Exercise objective — Copy each line containing "woman" from the listing below.

+++++

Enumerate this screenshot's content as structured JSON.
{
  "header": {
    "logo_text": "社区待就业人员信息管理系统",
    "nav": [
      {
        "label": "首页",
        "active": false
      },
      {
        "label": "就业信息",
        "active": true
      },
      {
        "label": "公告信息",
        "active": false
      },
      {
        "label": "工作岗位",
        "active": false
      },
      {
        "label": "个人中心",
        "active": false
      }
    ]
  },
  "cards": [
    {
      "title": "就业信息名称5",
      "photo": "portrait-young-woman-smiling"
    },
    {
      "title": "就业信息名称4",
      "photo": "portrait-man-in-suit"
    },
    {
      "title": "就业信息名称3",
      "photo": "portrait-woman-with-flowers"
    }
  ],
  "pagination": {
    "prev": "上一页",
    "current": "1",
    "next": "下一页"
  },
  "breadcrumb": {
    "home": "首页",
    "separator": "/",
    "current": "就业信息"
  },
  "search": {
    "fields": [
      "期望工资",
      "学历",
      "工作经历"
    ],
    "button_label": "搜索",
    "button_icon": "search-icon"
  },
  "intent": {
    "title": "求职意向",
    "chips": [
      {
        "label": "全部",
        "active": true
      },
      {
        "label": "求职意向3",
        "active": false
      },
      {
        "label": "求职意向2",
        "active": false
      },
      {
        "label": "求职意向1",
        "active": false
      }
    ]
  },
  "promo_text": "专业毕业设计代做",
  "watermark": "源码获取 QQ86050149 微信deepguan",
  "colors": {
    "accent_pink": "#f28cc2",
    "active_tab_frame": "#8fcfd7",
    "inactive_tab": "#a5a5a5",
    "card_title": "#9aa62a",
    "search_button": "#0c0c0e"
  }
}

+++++

Result of this exercise —
      "photo": "portrait-young-woman-smiling"
      "photo": "portrait-woman-with-flowers"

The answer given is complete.